> [Extracted information]

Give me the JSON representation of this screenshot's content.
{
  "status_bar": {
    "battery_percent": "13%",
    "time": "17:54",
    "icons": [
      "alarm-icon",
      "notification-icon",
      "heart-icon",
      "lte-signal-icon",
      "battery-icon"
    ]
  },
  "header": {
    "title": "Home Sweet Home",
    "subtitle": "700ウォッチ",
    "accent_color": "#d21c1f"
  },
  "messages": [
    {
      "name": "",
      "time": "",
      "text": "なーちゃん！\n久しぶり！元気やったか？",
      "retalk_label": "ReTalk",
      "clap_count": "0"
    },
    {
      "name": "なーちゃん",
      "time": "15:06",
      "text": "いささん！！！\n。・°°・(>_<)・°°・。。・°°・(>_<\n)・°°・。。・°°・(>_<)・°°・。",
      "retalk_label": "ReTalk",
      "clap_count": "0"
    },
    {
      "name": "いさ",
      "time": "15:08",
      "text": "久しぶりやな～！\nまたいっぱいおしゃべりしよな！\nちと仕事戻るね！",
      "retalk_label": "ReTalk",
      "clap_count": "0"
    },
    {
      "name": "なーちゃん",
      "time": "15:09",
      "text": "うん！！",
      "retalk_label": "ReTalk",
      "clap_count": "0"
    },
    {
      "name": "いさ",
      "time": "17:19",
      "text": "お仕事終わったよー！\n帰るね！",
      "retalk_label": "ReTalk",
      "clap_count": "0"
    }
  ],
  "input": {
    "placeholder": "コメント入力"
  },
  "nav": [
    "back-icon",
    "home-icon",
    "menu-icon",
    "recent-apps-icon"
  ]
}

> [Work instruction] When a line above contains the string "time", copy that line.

> [Exercise solution]
    "time": "17:54",
      "time": "",
      "time": "15:06",
      "time": "15:08",
      "time": "15:09",
      "time": "17:19",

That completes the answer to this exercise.